At the moment we don’t provide recommendations because we are focusing our limited resources on introducing new features which will make finding a car seat even easier. Our mission is to empower consumers to make the most informed car seat choices possible. And to do that, we believe that making all car seat data easily accessible and presenting it in a user-friendly way, all in one place is key. However, we do have a couple of suggestion which you can find below in this blog post.
When you are considering your options, you should always look at car seat safety as the highest priority. The whole point of buying a car seat is to keep your child safe in the event of a car accident and you should want to know how a car seat performs in a front, rear and side impact crash. Car Seat Jungle focuses on analysing freely available data from independent car crash testing organisations such as the ADAC and Stiftung Warentest* in Germany, TCS in Switzerland, ÖAMTC in Austria and Which? in the UK*. These independent testing houses publish their crash testing results giving us a glimpse at the differences between seemingly similar car seats.
These testing organisations are extremely important because there is very little transparency with regards to car seat approval. We know how seats are tested from a regulatory perspective but we know very little who awards the safety certificates and how each car seat performed in these tests. This should be considered questionable given the fact that car seats are required by law, yet basic information is hard to find for the average consumer.
With the above in mind, the only suggestion we make is to rear-face your child for as long as possible. This is the safest way to travel for children. If you are concerned that older children are uncomfortable or are not able to look out the window, be assured that this has been proven incorrect by thousands of parents who rear-face their children up until they are 25kgs.
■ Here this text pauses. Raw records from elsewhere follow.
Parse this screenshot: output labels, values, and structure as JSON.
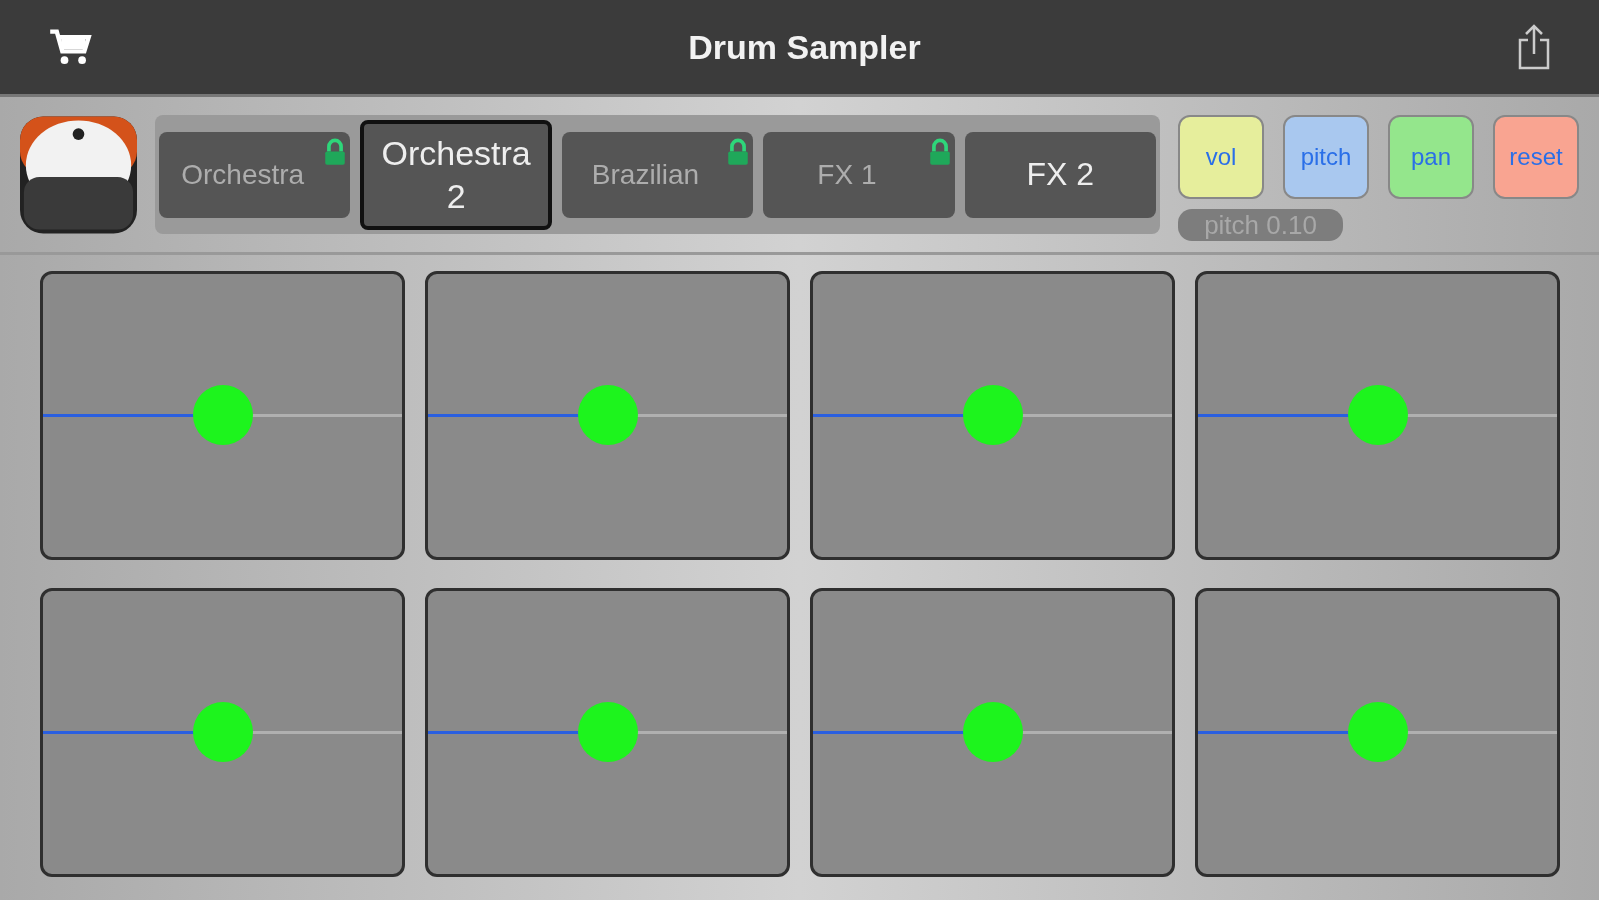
{
  "header": {
    "title": "Drum Sampler"
  },
  "kits": [
    {
      "label": "Orchestra",
      "selected": false,
      "locked": true
    },
    {
      "label": "Orchestra 2",
      "selected": true,
      "locked": false
    },
    {
      "label": "Brazilian",
      "selected": false,
      "locked": true
    },
    {
      "label": "FX 1",
      "selected": false,
      "locked": true
    },
    {
      "label": "FX 2",
      "selected": false,
      "locked": false
    }
  ],
  "modes": [
    {
      "label": "vol",
      "color": "#e6ee9c"
    },
    {
      "label": "pitch",
      "color": "#a9c8ef"
    },
    {
      "label": "pan",
      "color": "#94e68c"
    },
    {
      "label": "reset",
      "color": "#f9a491"
    }
  ],
  "readout": "pitch 0.10",
  "pads": [
    {
      "level": 0.5
    },
    {
      "level": 0.5
    },
    {
      "level": 0.5
    },
    {
      "level": 0.5
    },
    {
      "level": 0.5
    },
    {
      "level": 0.5
    },
    {
      "level": 0.5
    },
    {
      "level": 0.5
    }
  ]
}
You can find out more about rear-facing car seats in this article.
* Stiftung Warentest and Which? are subscription services and therefore we can’t share their data results. Instead we use resources that are available for free. For example on the Which? website ‘Don’t Buy’ lists and safety warnings are freely available which we include in our database.